States hit hardest by the Republican tax overhaul are contemplating ways to remedy some of the legislation’s most costly provisions.
In New York, Gov. Andrew Cuomo signed an executive order allowing residents to prepay their 2018 property taxes as a way to avoid the new $10,000 cap on state and local deductions. He’s also indicated that more changes will be revealed when he presents the state’s budget in mid-January.
“They want to target us for certain provisions?” Cuomo said in a recent press conference, according to the New York Times. “Well, let’s see if we can redesign our tax code to get out of the federal trap that they set.”
One idea being floated is for states to partly or completely replace their income taxes with payroll taxes paid by employers, similar to taxes on Social Security and unemployment insurance. Companies would reduce workers’ pay by the amount of the payroll tax and be able to deduct it; because workers never receive the money, they wouldn’t be taxed on it.
In California, lawmakers are mulling a proposal to allow residents to replace their state income tax payments with tax-deductible charitable contributions to their state governments. Kevin de León, a Democrat who is temporary president of the California Senate, is consulting with Kirk Stark, a law professor at UCLA, and others to craft legislation aimed at reducing the impacts of the tax law, which he admitted was “gaming” the system.
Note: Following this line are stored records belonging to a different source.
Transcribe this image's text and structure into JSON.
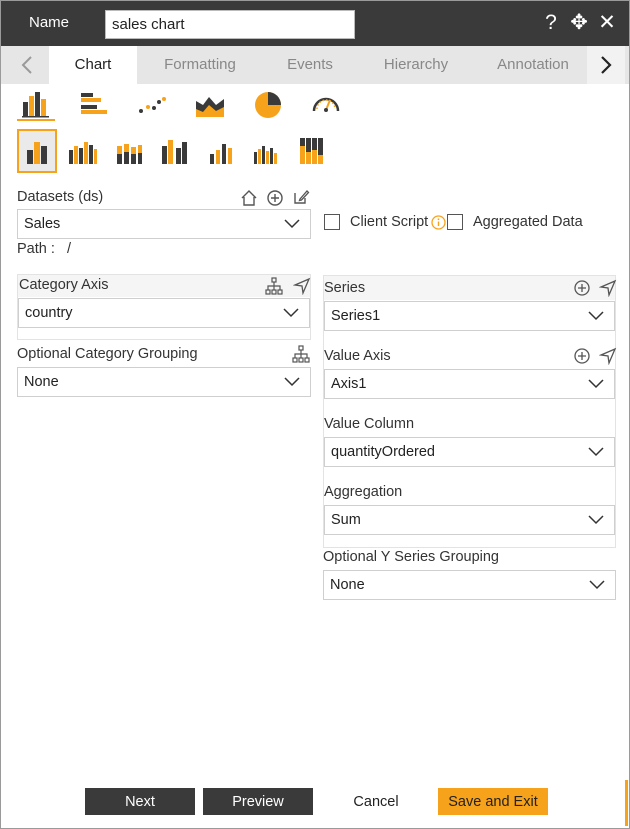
{
  "header": {
    "name_label": "Name",
    "name_value": "sales chart",
    "icons": [
      "help-icon",
      "move-icon",
      "close-icon"
    ]
  },
  "tabs": [
    {
      "label": "Chart",
      "active": true
    },
    {
      "label": "Formatting",
      "active": false
    },
    {
      "label": "Events",
      "active": false
    },
    {
      "label": "Hierarchy",
      "active": false
    },
    {
      "label": "Annotation",
      "active": false
    }
  ],
  "chart_types": [
    "column-chart-icon",
    "bar-chart-icon",
    "scatter-chart-icon",
    "area-chart-icon",
    "pie-chart-icon",
    "gauge-chart-icon"
  ],
  "chart_variants": [
    "clustered-column-icon",
    "grouped-column-icon",
    "stacked-column-icon",
    "multi-column-icon",
    "step-column-icon",
    "small-multi-column-icon",
    "full-stacked-column-icon"
  ],
  "datasets": {
    "label": "Datasets (ds)",
    "value": "Sales",
    "path_label": "Path :",
    "path_value": "/"
  },
  "options": {
    "client_script": "Client Script",
    "aggregated_data": "Aggregated Data"
  },
  "category_axis": {
    "label": "Category Axis",
    "value": "country"
  },
  "category_grouping": {
    "label": "Optional Category Grouping",
    "value": "None"
  },
  "series": {
    "label": "Series",
    "value": "Series1"
  },
  "value_axis": {
    "label": "Value Axis",
    "value": "Axis1"
  },
  "value_column": {
    "label": "Value Column",
    "value": "quantityOrdered"
  },
  "aggregation": {
    "label": "Aggregation",
    "value": "Sum"
  },
  "y_series_grouping": {
    "label": "Optional Y Series Grouping",
    "value": "None"
  },
  "footer": {
    "next": "Next",
    "preview": "Preview",
    "cancel": "Cancel",
    "save_exit": "Save and Exit"
  },
  "colors": {
    "accent": "#f7a21b",
    "dark": "#3a3a3a",
    "tab_bg": "#e6e6e6"
  }
}
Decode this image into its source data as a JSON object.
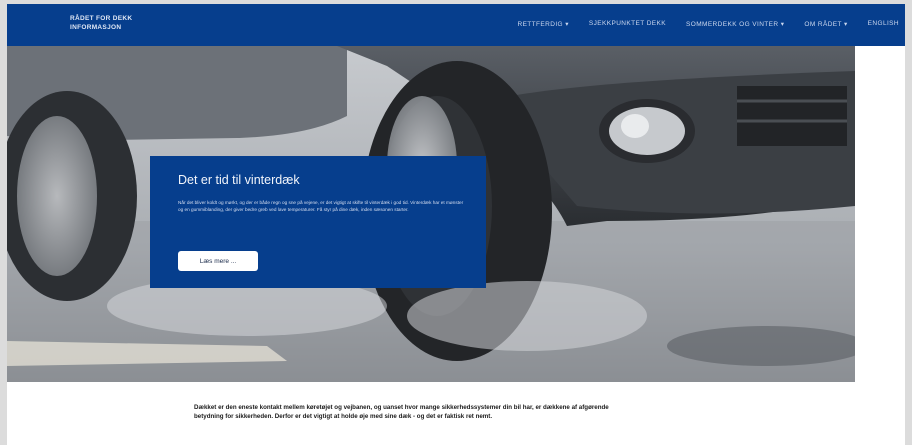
{
  "header": {
    "logo_text": "Rådet for Dekk Informasjon",
    "nav": [
      {
        "label": "Rettferdig ▾"
      },
      {
        "label": "Sjekkpunktet Dekk"
      },
      {
        "label": "Sommerdekk og vinter ▾"
      },
      {
        "label": "Om rådet ▾"
      },
      {
        "label": "English"
      }
    ]
  },
  "hero": {
    "title": "Det er tid til vinterdæk",
    "text": "Når det bliver koldt og mørkt, og der er både regn og sne på vejene, er det vigtigt at skifte til vinterdæk i god tid. Vinterdæk har et mønster og en gummiblanding, der giver bedre greb ved lave temperaturer. Få styr på dine dæk, inden sæsonen starter.",
    "button_label": "Læs mere ..."
  },
  "article": {
    "text": "Dækket er den eneste kontakt mellem køretøjet og vejbanen, og uanset hvor mange sikkerhedssystemer din bil har, er dækkene af afgørende betydning for sikkerheden. Derfor er det vigtigt at holde øje med sine dæk - og det er faktisk ret nemt."
  },
  "colors": {
    "brand_blue": "#063e8d",
    "button_white": "#ffffff"
  }
}
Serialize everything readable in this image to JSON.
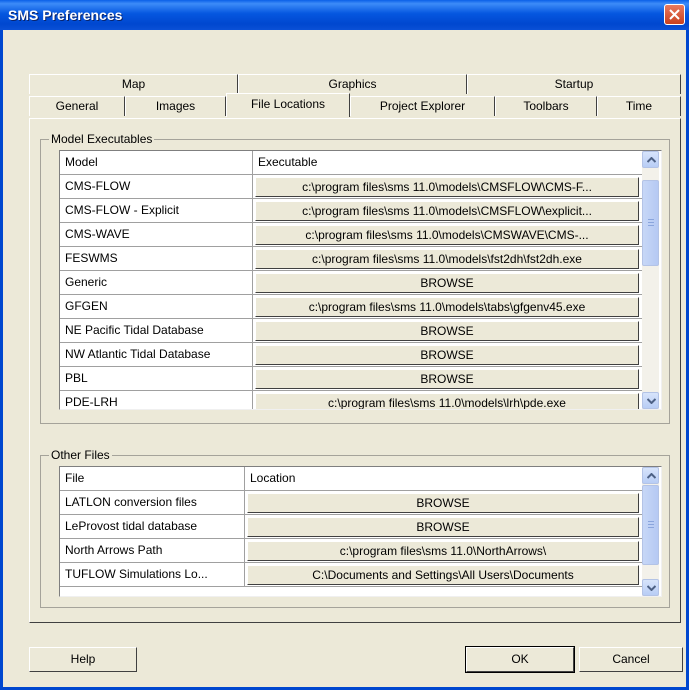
{
  "window": {
    "title": "SMS Preferences"
  },
  "tabs": {
    "row_back": [
      "Map",
      "Graphics",
      "Startup"
    ],
    "row_front": [
      "General",
      "Images",
      "File Locations",
      "Project Explorer",
      "Toolbars",
      "Time"
    ],
    "selected": "File Locations"
  },
  "model_executables": {
    "group_label": "Model Executables",
    "headers": {
      "col1": "Model",
      "col2": "Executable"
    },
    "rows": [
      {
        "model": "CMS-FLOW",
        "executable": "c:\\program files\\sms 11.0\\models\\CMSFLOW\\CMS-F..."
      },
      {
        "model": "CMS-FLOW - Explicit",
        "executable": "c:\\program files\\sms 11.0\\models\\CMSFLOW\\explicit..."
      },
      {
        "model": "CMS-WAVE",
        "executable": "c:\\program files\\sms 11.0\\models\\CMSWAVE\\CMS-..."
      },
      {
        "model": "FESWMS",
        "executable": "c:\\program files\\sms 11.0\\models\\fst2dh\\fst2dh.exe"
      },
      {
        "model": "Generic",
        "executable": "BROWSE"
      },
      {
        "model": "GFGEN",
        "executable": "c:\\program files\\sms 11.0\\models\\tabs\\gfgenv45.exe"
      },
      {
        "model": "NE Pacific Tidal Database",
        "executable": "BROWSE"
      },
      {
        "model": "NW Atlantic Tidal Database",
        "executable": "BROWSE"
      },
      {
        "model": "PBL",
        "executable": "BROWSE"
      },
      {
        "model": "PDE-LRH",
        "executable": "c:\\program files\\sms 11.0\\models\\lrh\\pde.exe"
      }
    ]
  },
  "other_files": {
    "group_label": "Other Files",
    "headers": {
      "col1": "File",
      "col2": "Location"
    },
    "rows": [
      {
        "file": "LATLON conversion files",
        "location": "BROWSE"
      },
      {
        "file": "LeProvost tidal database",
        "location": "BROWSE"
      },
      {
        "file": "North Arrows Path",
        "location": "c:\\program files\\sms 11.0\\NorthArrows\\"
      },
      {
        "file": "TUFLOW Simulations Lo...",
        "location": "C:\\Documents and Settings\\All Users\\Documents"
      }
    ]
  },
  "buttons": {
    "help": "Help",
    "ok": "OK",
    "cancel": "Cancel"
  },
  "colors": {
    "titlebar": "#0054e3",
    "dialog": "#ece9d8",
    "close": "#d9532c"
  }
}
“This is highly unusual tax policymaking,” de León told the Times. “However, this is a highly unusual time in the history of this country.”
Meanwhile, New Jersey’s soon-to-be sworn in governor, Phil Murphy, has indicated that he may challenge the tax law on constitutional grounds.
Daniel Hemel, a law professor at the University of Chicago, said Democrats should reconsider gaming the tax system to insulate high-tax states. “The Democratic Party’s long-term agenda requires the federal government being able to raise revenue,” Hemel said. “This would be short-termism at its worst, potentially setting back the progressive agenda for decades to come in response to a bad tax bill.” [NYT] — Kathryn Brenzel